By Jack Buffington, Assistant Professor of the Practice in Supply Chain
As soon as the ball dropped came
the predictions in the field of supply chain management over the next ten
years. I glossed through these articles and found technology as the driving
theme: AI, robots, big data, blockchain. The role of technology in the future
is obvious, but supply chain professionals should think bigger picture when
considering the future from the past.
Technology has never been the
driver of supply chain innovation, but rather the engine. In the early 20th
century, Henry Ford’s Model T was a new technology, but the driver for change were
the improved processes that led to cheaper cars made more efficiently with
higher wages for the worker.
A few decades later, it was
Toyota that changed the culture with people and processes around a more
efficient manufacturing and supply chain. Today, supply chains are so efficient
that it can deliver a package ordered right now in less than a day through
innovations in process and technology. Before we consider the future to be
dominated by AI and robots, we should consider the roadmap to innovation to be
more than just it; we should consider articles such as the 2018 HBR The Death of Supply Chain Management
We as supply chain management
professionals also need to focus our attention on much bigger prizes; not just
in how to deliver packages faster or making products across a global supply
chain, but in solving problems because that’s what we do. In the year 2020,
there are no shortages of problems to be solved: climate change, plastic and
food waste, a lack of clean water, etc. The decade of 2020 should primarily be
about how our supply chains can achieve economic growth and empower an improvement in the natural environment. It is only
our field that can solve this major challenge.
In the upcoming decade, supply
chain management will either solve these challenges, or continue to perpetuate
the problem, and we must rise to the occasion.
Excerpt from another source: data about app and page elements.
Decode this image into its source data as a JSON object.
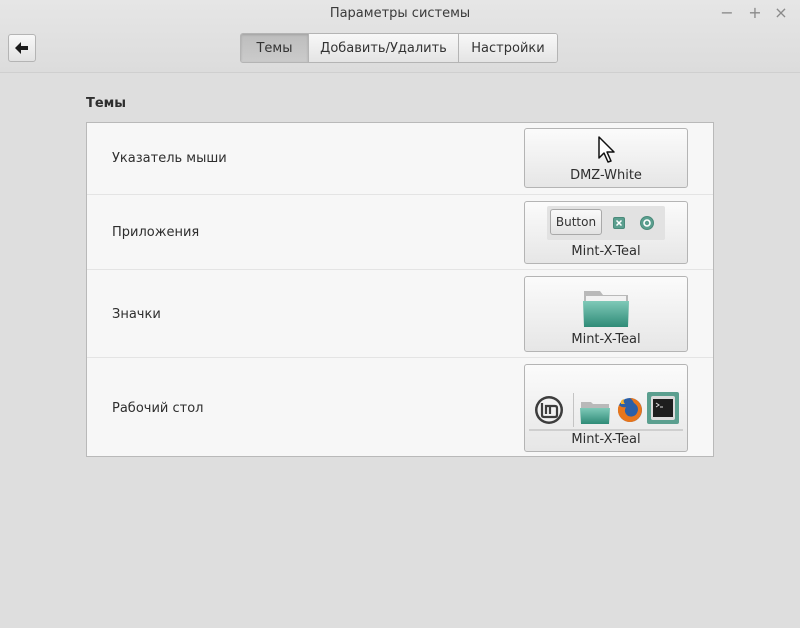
{
  "window": {
    "title": "Параметры системы",
    "controls": {
      "minimize": "−",
      "maximize": "+",
      "close": "×"
    }
  },
  "toolbar": {
    "back_icon": "arrow-left-icon",
    "tabs": [
      {
        "label": "Темы",
        "active": true
      },
      {
        "label": "Добавить/Удалить",
        "active": false
      },
      {
        "label": "Настройки",
        "active": false
      }
    ]
  },
  "themes": {
    "section_title": "Темы",
    "rows": [
      {
        "label": "Указатель мыши",
        "value": "DMZ-White",
        "preview": "cursor-arrow-icon"
      },
      {
        "label": "Приложения",
        "value": "Mint-X-Teal",
        "preview_button": "Button"
      },
      {
        "label": "Значки",
        "value": "Mint-X-Teal",
        "preview": "folder-icon"
      },
      {
        "label": "Рабочий стол",
        "value": "Mint-X-Teal",
        "preview": "desktop-panel"
      }
    ]
  },
  "colors": {
    "accent": "#5b9f8f",
    "folder": "#4fa795"
  }
}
To learn more about the Supply Chain Management program offered through the University of Denver, visit www.universitycollege.du.edu/supplychain.